Without altering a word, return the records below, but exclude the pictures.
[[ Record extracts, beginning ]]
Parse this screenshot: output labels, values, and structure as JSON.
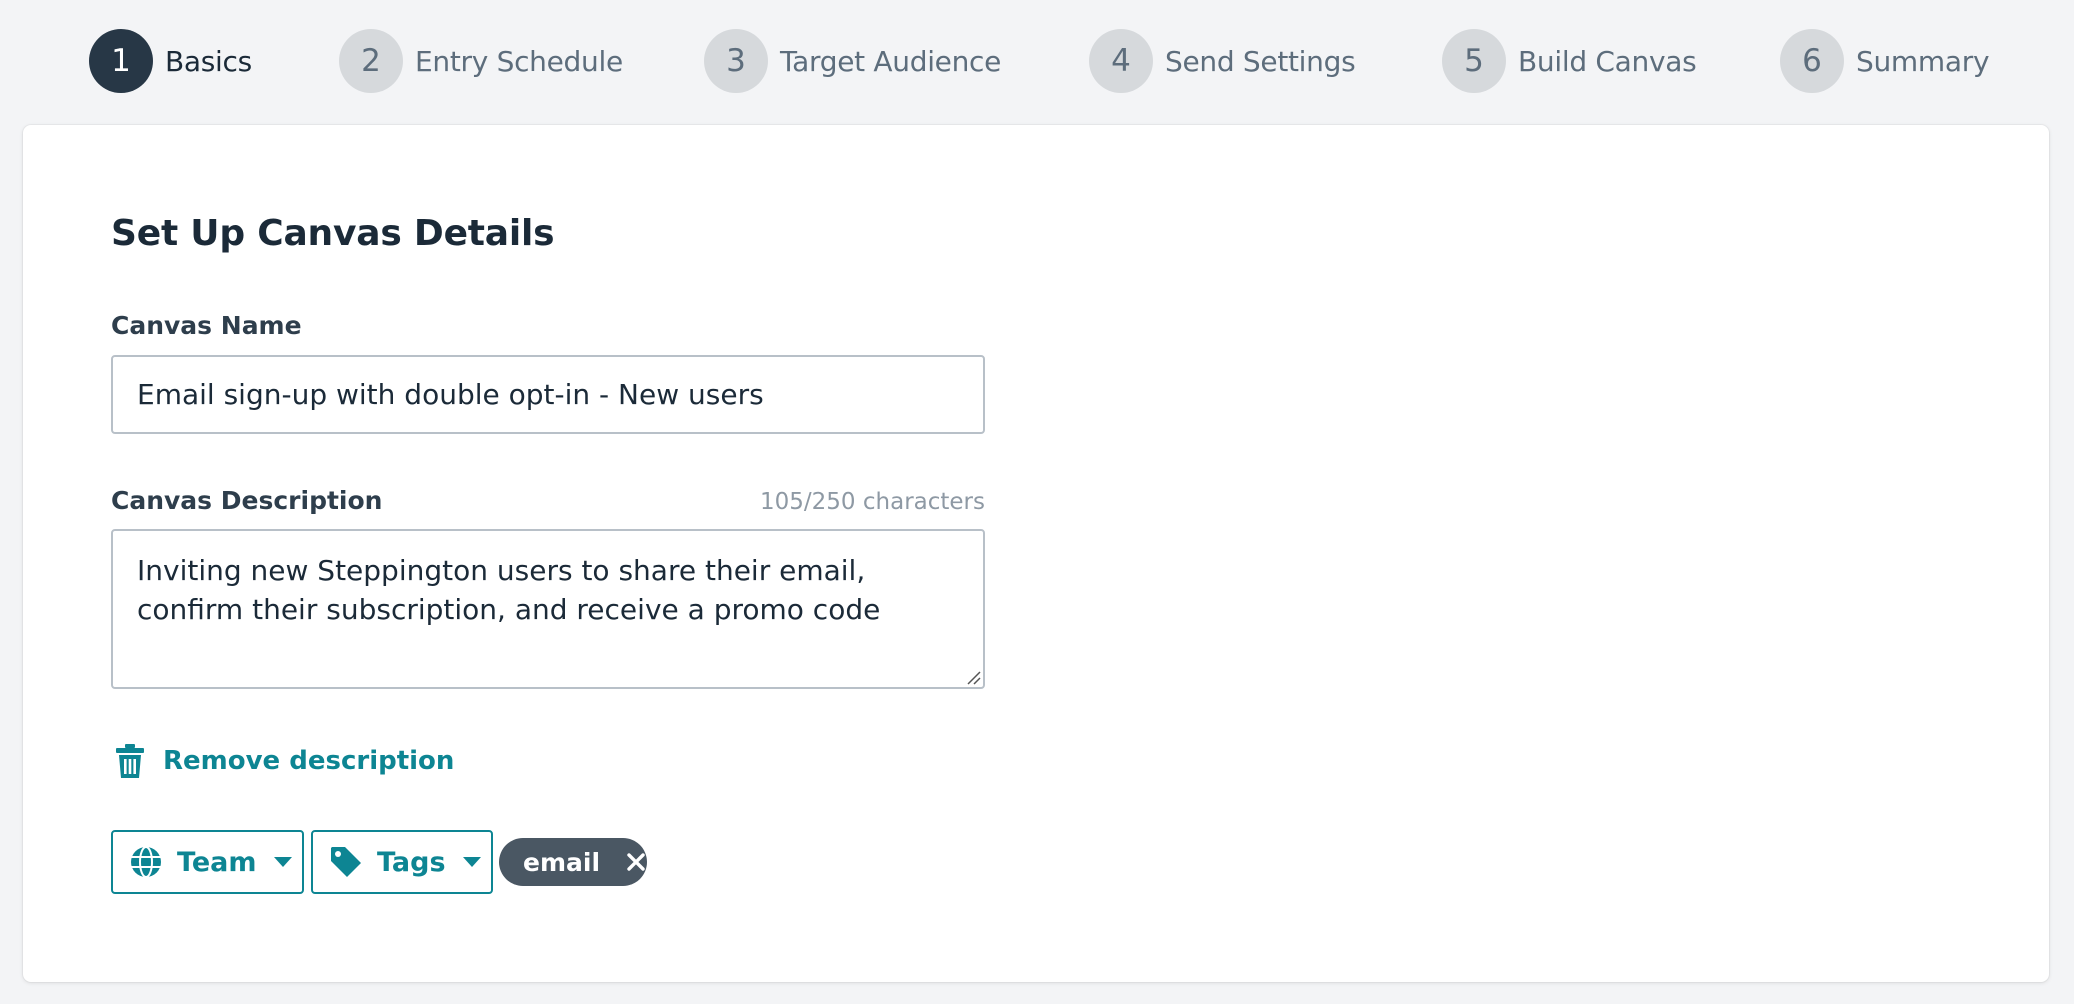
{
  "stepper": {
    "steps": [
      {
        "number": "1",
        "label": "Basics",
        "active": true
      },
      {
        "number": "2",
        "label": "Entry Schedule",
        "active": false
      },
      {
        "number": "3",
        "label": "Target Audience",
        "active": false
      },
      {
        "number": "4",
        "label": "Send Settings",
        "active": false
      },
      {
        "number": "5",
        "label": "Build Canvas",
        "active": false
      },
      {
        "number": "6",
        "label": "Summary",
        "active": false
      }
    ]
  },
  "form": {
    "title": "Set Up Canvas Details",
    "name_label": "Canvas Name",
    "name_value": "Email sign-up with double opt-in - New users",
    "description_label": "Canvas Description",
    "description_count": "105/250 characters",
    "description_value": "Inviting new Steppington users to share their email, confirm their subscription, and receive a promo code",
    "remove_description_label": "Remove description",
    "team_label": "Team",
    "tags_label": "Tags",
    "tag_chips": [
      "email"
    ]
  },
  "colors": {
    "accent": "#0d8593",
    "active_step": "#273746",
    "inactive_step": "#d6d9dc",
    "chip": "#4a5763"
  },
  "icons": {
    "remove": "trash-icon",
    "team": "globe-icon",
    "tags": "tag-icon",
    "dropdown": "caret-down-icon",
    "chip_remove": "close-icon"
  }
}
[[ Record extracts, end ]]
§ Output for this task
Parse this screenshot: output labels, values, and structure as JSON.
{
  "stepper": {
    "steps": [
      {
        "number": "1",
        "label": "Basics",
        "active": true
      },
      {
        "number": "2",
        "label": "Entry Schedule",
        "active": false
      },
      {
        "number": "3",
        "label": "Target Audience",
        "active": false
      },
      {
        "number": "4",
        "label": "Send Settings",
        "active": false
      },
      {
        "number": "5",
        "label": "Build Canvas",
        "active": false
      },
      {
        "number": "6",
        "label": "Summary",
        "active": false
      }
    ]
  },
  "form": {
    "title": "Set Up Canvas Details",
    "name_label": "Canvas Name",
    "name_value": "Email sign-up with double opt-in - New users",
    "description_label": "Canvas Description",
    "description_count": "105/250 characters",
    "description_value": "Inviting new Steppington users to share their email, confirm their subscription, and receive a promo code",
    "remove_description_label": "Remove description",
    "team_label": "Team",
    "tags_label": "Tags",
    "tag_chips": [
      "email"
    ]
  },
  "colors": {
    "accent": "#0d8593",
    "active_step": "#273746",
    "inactive_step": "#d6d9dc",
    "chip": "#4a5763"
  },
  "icons": {
    "remove": "trash-icon",
    "team": "globe-icon",
    "tags": "tag-icon",
    "dropdown": "caret-down-icon",
    "chip_remove": "close-icon"
  }
}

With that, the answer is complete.